Cover image for Taverns and drinking in early America
Taverns and drinking in early America
Salinger, Sharon V. (Sharon Vineberg)
Publication Information:
Baltimore : Johns Hopkins University Press, [2002]

Physical Description:
xi, 309 pages : illustrations, maps ; 23 cm
Dutch and English origins : for the "Receiving and refreshment of travaillers and strangers" -- Inside the tavern : "Knots of men rightly sorted" -- Preventing drunkenness and keeping good order in the seventeenth century : "A herd of planters on the ground/O'er-whelmed with Punch, dead drunk we found" -- Eighteenth-century legislation and prosecution : "Lest a flood of rum do overwhelm all good order among us" -- Licensing criteria and law in the eighteenth century : "Sobriety, honesty and discretion in the ... masters of such houses" -- Too many taverns? : "Little better than nurseries of vice and debauchery" -- The tavern degenerate : "Rendezvous of the very dreggs of the people."
Electronic Access:
Table of contents

Format :


Call Number
Material Type
Home Location
Item Holds
E162 .S23 2002 Adult Non-Fiction Non-Fiction Area

On Order



Sharon V. Salinger's Taverns and Drinking in Early America supplies the first study of public houses and drinking throughout the mainland British colonies. At a time when drinking water supposedly endangered one's health, colonists of every rank, age, race, and gender drank often and in quantity, and so taverns became arenas for political debate, business transactions, and small-town gossip sessions. Salinger explores the similarities and differences in the roles of drinking and tavern sociability in small towns, cities, and the countryside; in Anglican, Quaker, and Puritan communities; and in four geographic regions. Challenging the prevailing view that taverns tended to break down class and gender differences, Salinger persuasively argues they did not signal social change so much as buttress custom and encourage exclusion.

Author Notes

Sharon V. Salinger is chair of the Department of History at the University of California, Riverside

Reviews 1

Choice Review

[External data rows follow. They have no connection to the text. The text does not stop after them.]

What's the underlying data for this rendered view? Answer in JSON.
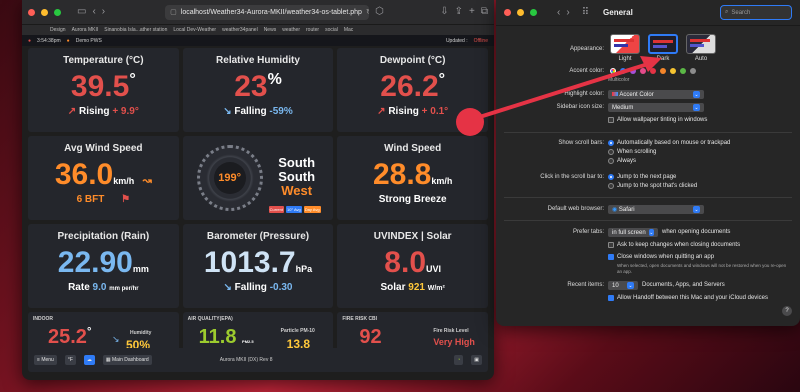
{
  "safari": {
    "url": "localhost/Weather34-Aurora-MKII/weather34-os-tablet.php",
    "bookmarks": [
      "Design",
      "Aurora MKII",
      "Sinanobia Isla...ather station",
      "Local Dev-Weather",
      "weather34panel",
      "News",
      "weather",
      "router",
      "social",
      "Mac"
    ]
  },
  "weather": {
    "time": "3:54:38pm",
    "station": "Demo PWS",
    "updated_label": "Updated :",
    "updated_status": "Offline",
    "temperature": {
      "title": "Temperature (°C)",
      "value": "39.5",
      "unit": "°",
      "trend": "Rising",
      "delta": "+ 9.9°"
    },
    "humidity": {
      "title": "Relative Humidity",
      "value": "23",
      "unit": "%",
      "trend": "Falling",
      "delta": "-59%"
    },
    "dewpoint": {
      "title": "Dewpoint (°C)",
      "value": "26.2",
      "unit": "°",
      "trend": "Rising",
      "delta": "+ 0.1°"
    },
    "wind": {
      "title": "Avg Wind Speed",
      "value": "36.0",
      "unit": "km/h",
      "bft": "6 BFT"
    },
    "direction": {
      "degrees": "199°",
      "line1": "South",
      "line2": "South",
      "line3": "West",
      "tags": [
        "Current",
        "10° Avg",
        "Day Avg"
      ]
    },
    "windspeed": {
      "title": "Wind Speed",
      "value": "28.8",
      "unit": "km/h",
      "description": "Strong Breeze"
    },
    "rain": {
      "title": "Precipitation (Rain)",
      "value": "22.90",
      "unit": "mm",
      "rate_label": "Rate",
      "rate_value": "9.0",
      "rate_unit": "mm per/hr"
    },
    "barometer": {
      "title": "Barometer (Pressure)",
      "value": "1013.7",
      "unit": "hPa",
      "trend": "Falling",
      "delta": "-0.30"
    },
    "uv": {
      "title": "UVINDEX | Solar",
      "value": "8.0",
      "unit": "UVI",
      "solar_label": "Solar",
      "solar_value": "921",
      "solar_unit": "W/m²"
    },
    "indoor": {
      "label": "INDOOR",
      "value": "25.2",
      "unit": "°",
      "humidity_label": "Humidity",
      "humidity_value": "50%"
    },
    "air": {
      "label": "AIR QUALITY(EPA)",
      "value": "11.8",
      "unit": "PM2.5",
      "pm10_label": "Particle PM-10",
      "pm10_value": "13.8"
    },
    "fire": {
      "label": "FIRE RISK CBI",
      "value": "92",
      "level_label": "Fire Risk Level",
      "level_value": "Very High"
    },
    "footer": {
      "menu": "Menu",
      "units": "°F",
      "dashboard": "Main Dashboard",
      "version": "Aurora MKII (DX) Rev 8"
    }
  },
  "settings": {
    "title": "General",
    "search_placeholder": "Search",
    "appearance_label": "Appearance:",
    "appearance_options": [
      "Light",
      "Dark",
      "Auto"
    ],
    "accent_label": "Accent color:",
    "accent_name": "Multicolor",
    "highlight_label": "Highlight color:",
    "highlight_value": "Accent Color",
    "sidebar_label": "Sidebar icon size:",
    "sidebar_value": "Medium",
    "wallpaper_tint": "Allow wallpaper tinting in windows",
    "scrollbars_label": "Show scroll bars:",
    "scrollbars_options": [
      "Automatically based on mouse or trackpad",
      "When scrolling",
      "Always"
    ],
    "click_label": "Click in the scroll bar to:",
    "click_options": [
      "Jump to the next page",
      "Jump to the spot that's clicked"
    ],
    "browser_label": "Default web browser:",
    "browser_value": "Safari",
    "tabs_label": "Prefer tabs:",
    "tabs_value": "in full screen",
    "tabs_suffix": "when opening documents",
    "ask_keep": "Ask to keep changes when closing documents",
    "close_windows": "Close windows when quitting an app",
    "close_note": "When selected, open documents and windows will not be restored when you re-open an app.",
    "recent_label": "Recent items:",
    "recent_value": "10",
    "recent_suffix": "Documents, Apps, and Servers",
    "handoff": "Allow Handoff between this Mac and your iCloud devices",
    "help": "?"
  },
  "colors": {
    "accent_blue": "#2f7bf6",
    "arrow_red": "#e53345",
    "temp_red": "#e2504c",
    "wx_orange": "#ff8c2a",
    "wx_blue": "#7ab8f0"
  }
}
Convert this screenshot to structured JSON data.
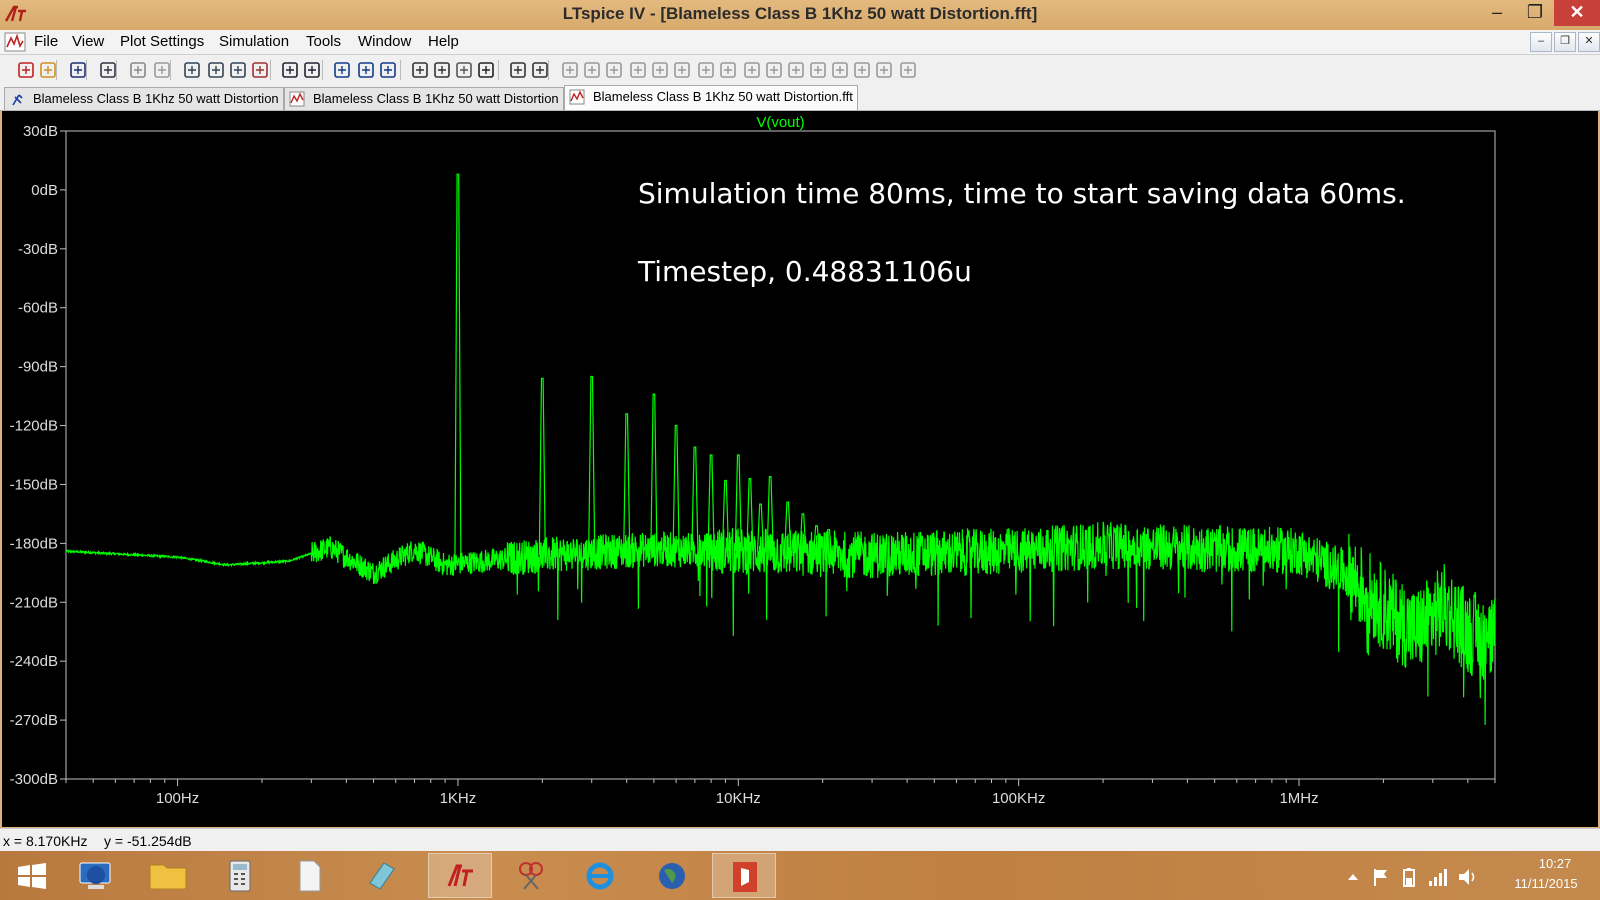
{
  "window": {
    "title": "LTspice IV - [Blameless Class B 1Khz 50 watt Distortion.fft]",
    "min_glyph": "–",
    "max_glyph": "❐",
    "close_glyph": "✕"
  },
  "menu": {
    "items": [
      "File",
      "View",
      "Plot Settings",
      "Simulation",
      "Tools",
      "Window",
      "Help"
    ],
    "mdi_min": "–",
    "mdi_restore": "❐",
    "mdi_close": "✕"
  },
  "toolbar": {
    "icons": [
      "new-schematic-icon",
      "open-icon",
      "save-icon",
      "control-panel-icon",
      "run-icon",
      "halt-icon",
      "zoom-in-icon",
      "zoom-out-icon",
      "zoom-extents-icon",
      "zoom-cancel-icon",
      "autorange-icon",
      "autorange-y-icon",
      "tile-horizontal-icon",
      "cascade-icon",
      "tile-vertical-icon",
      "cut-icon",
      "copy-icon",
      "paste-icon",
      "find-icon",
      "print-preview-icon",
      "print-icon",
      "wire-icon",
      "ground-icon",
      "label-net-icon",
      "resistor-icon",
      "capacitor-icon",
      "inductor-icon",
      "diode-icon",
      "component-icon",
      "move-icon",
      "drag-icon",
      "undo-icon",
      "redo-icon",
      "rotate-icon",
      "mirror-icon",
      "text-icon",
      "spice-directive-icon"
    ]
  },
  "tabs": [
    {
      "label": "Blameless Class B 1Khz 50 watt Distortion",
      "icon": "schematic-icon",
      "active": false
    },
    {
      "label": "Blameless Class B 1Khz 50 watt Distortion",
      "icon": "waveform-icon",
      "active": false
    },
    {
      "label": "Blameless Class B 1Khz 50 watt Distortion.fft",
      "icon": "waveform-icon",
      "active": true
    }
  ],
  "plot": {
    "trace_label": "V(vout)",
    "annotations": [
      "Simulation time 80ms, time to start saving data 60ms.",
      "Timestep, 0.48831106u"
    ],
    "colors": {
      "background": "#000000",
      "trace": "#00ff00",
      "axis": "#c0c0c0"
    }
  },
  "chart_data": {
    "type": "line",
    "title": "",
    "series": [
      {
        "name": "V(vout)"
      }
    ],
    "x_scale": "log",
    "xlim": [
      40,
      5000000
    ],
    "ylim": [
      -300,
      30
    ],
    "y_unit": "dB",
    "x_ticks": [
      {
        "value": 100,
        "label": "100Hz"
      },
      {
        "value": 1000,
        "label": "1KHz"
      },
      {
        "value": 10000,
        "label": "10KHz"
      },
      {
        "value": 100000,
        "label": "100KHz"
      },
      {
        "value": 1000000,
        "label": "1MHz"
      }
    ],
    "y_ticks": [
      {
        "value": 30,
        "label": "30dB"
      },
      {
        "value": 0,
        "label": "0dB"
      },
      {
        "value": -30,
        "label": "-30dB"
      },
      {
        "value": -60,
        "label": "-60dB"
      },
      {
        "value": -90,
        "label": "-90dB"
      },
      {
        "value": -120,
        "label": "-120dB"
      },
      {
        "value": -150,
        "label": "-150dB"
      },
      {
        "value": -180,
        "label": "-180dB"
      },
      {
        "value": -210,
        "label": "-210dB"
      },
      {
        "value": -240,
        "label": "-240dB"
      },
      {
        "value": -270,
        "label": "-270dB"
      },
      {
        "value": -300,
        "label": "-300dB"
      }
    ],
    "peaks": [
      {
        "x": 1000,
        "y": 8
      },
      {
        "x": 2000,
        "y": -96
      },
      {
        "x": 3000,
        "y": -95
      },
      {
        "x": 4000,
        "y": -114
      },
      {
        "x": 5000,
        "y": -104
      },
      {
        "x": 6000,
        "y": -120
      },
      {
        "x": 7000,
        "y": -131
      },
      {
        "x": 8000,
        "y": -135
      },
      {
        "x": 9000,
        "y": -148
      },
      {
        "x": 10000,
        "y": -135
      },
      {
        "x": 11000,
        "y": -147
      },
      {
        "x": 12000,
        "y": -160
      },
      {
        "x": 13000,
        "y": -146
      },
      {
        "x": 15000,
        "y": -159
      },
      {
        "x": 17000,
        "y": -165
      },
      {
        "x": 19000,
        "y": -171
      },
      {
        "x": 21000,
        "y": -173
      }
    ],
    "floor": [
      {
        "x": 40,
        "y": -184
      },
      {
        "x": 100,
        "y": -187
      },
      {
        "x": 150,
        "y": -191
      },
      {
        "x": 250,
        "y": -189
      },
      {
        "x": 350,
        "y": -182
      },
      {
        "x": 500,
        "y": -195
      },
      {
        "x": 700,
        "y": -183
      },
      {
        "x": 900,
        "y": -191
      },
      {
        "x": 2000,
        "y": -186
      },
      {
        "x": 5000,
        "y": -183
      },
      {
        "x": 10000,
        "y": -184
      },
      {
        "x": 30000,
        "y": -186
      },
      {
        "x": 100000,
        "y": -184
      },
      {
        "x": 200000,
        "y": -181
      },
      {
        "x": 500000,
        "y": -183
      },
      {
        "x": 1000000,
        "y": -184
      },
      {
        "x": 1500000,
        "y": -196
      },
      {
        "x": 2200000,
        "y": -218
      },
      {
        "x": 2600000,
        "y": -225
      },
      {
        "x": 3300000,
        "y": -212
      },
      {
        "x": 4000000,
        "y": -225
      },
      {
        "x": 5000000,
        "y": -230
      }
    ]
  },
  "status": {
    "cursor_x": "x = 8.170KHz",
    "cursor_y": "y = -51.254dB"
  },
  "taskbar": {
    "apps": [
      "windows-start-icon",
      "remote-desktop-icon",
      "file-explorer-icon",
      "calculator-icon",
      "document-icon",
      "notes-icon",
      "ltspice-icon",
      "snipping-tool-icon",
      "internet-explorer-icon",
      "globe-icon",
      "office-icon"
    ],
    "clock_time": "10:27",
    "clock_date": "11/11/2015"
  }
}
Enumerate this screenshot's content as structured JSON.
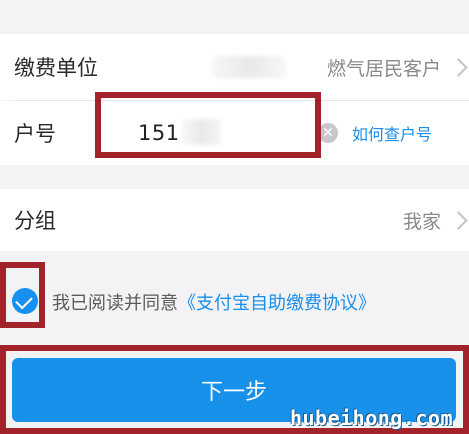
{
  "payee_row": {
    "label": "缴费单位",
    "value": "燃气居民客户"
  },
  "account_row": {
    "label": "户号",
    "input_value": "151",
    "help_link": "如何查户号"
  },
  "group_row": {
    "label": "分组",
    "value": "我家"
  },
  "agreement": {
    "text": "我已阅读并同意",
    "link": "《支付宝自助缴费协议》",
    "checked": true
  },
  "next_button": {
    "label": "下一步"
  },
  "watermark": "hubeihong.com",
  "colors": {
    "accent": "#1791ea",
    "link": "#1a8ee8",
    "annotation": "#a3232a"
  }
}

Salinger (Univ. of California, Riverside) shifts the spotlight from the usual focus on 19th-century US saloons to those in the Colonial period. Employing an admirably sustained comparative approach throughout, she in turn surveys Dutch and English origins, English social customs and law and its legacy, changing ministerial views of inebriation, 17th- and 18th-century tavern life and laws, and Colonial statutes on prohibition, court records, and punishments for excessive drinking. Salinger also explores distinctions between rural and town taverns and the class character of patrons, elite and plebian, in each venue. She does not neglect regional variations, such as those between sectarian and nonsectarian Colonies and between North-South views of drink as manifested in laws, prosecutions, and punishments. Salinger looks at Indian and interracial drinking and the function of taverns as sites of male sociability and places where gambling, cockfighting, and card playing were common. One would have liked greater attention given to taverns as intrinsic to plebian and popular culture and their importance to a daily-lived process. But even with this limitation, Salinger renders a fuller understanding of quotidian existence than we have had before in this conscientious, meticulously researched, and balanced monograph offering both record and interpretation. Graduate students and faculty. M. Cantor University of Massachusetts at Amherst

Table of Contents

Acknowledgmentsp. ix
Introductionp. 1
1 Dutch and English Origins: For the "receiving and refreshment of travaillers and strangers"p. 8
2 Inside the Tavern: "Knots of Men Rightly Sorted"p. 48
3 Preventing Drunkenness and Keeping Good Order in the Seventeenth Century: "A Herd of Planters on the ground/O'er-whelmed with Punch, dead drunk we found"p. 83
4 Eighteenth-Century Legislation and Prosecution: "Lest a Flood of Rum do Overwhelm all good Order among us"p. 121
5 Licensing Criteria and Law in the Eighteenth Century: "Sobriety, honesty and discretion in the... masters of such houses"p. 151
6 Too Many Taverns?: "Little better than Nurseries of Vice and Debauchery"p. 182
7 The Tavern Degenerate: "Rendezvous of the very Dreggs of the People"p. 210
Conclusionp. 241
Notesp. 247
Indexp. 305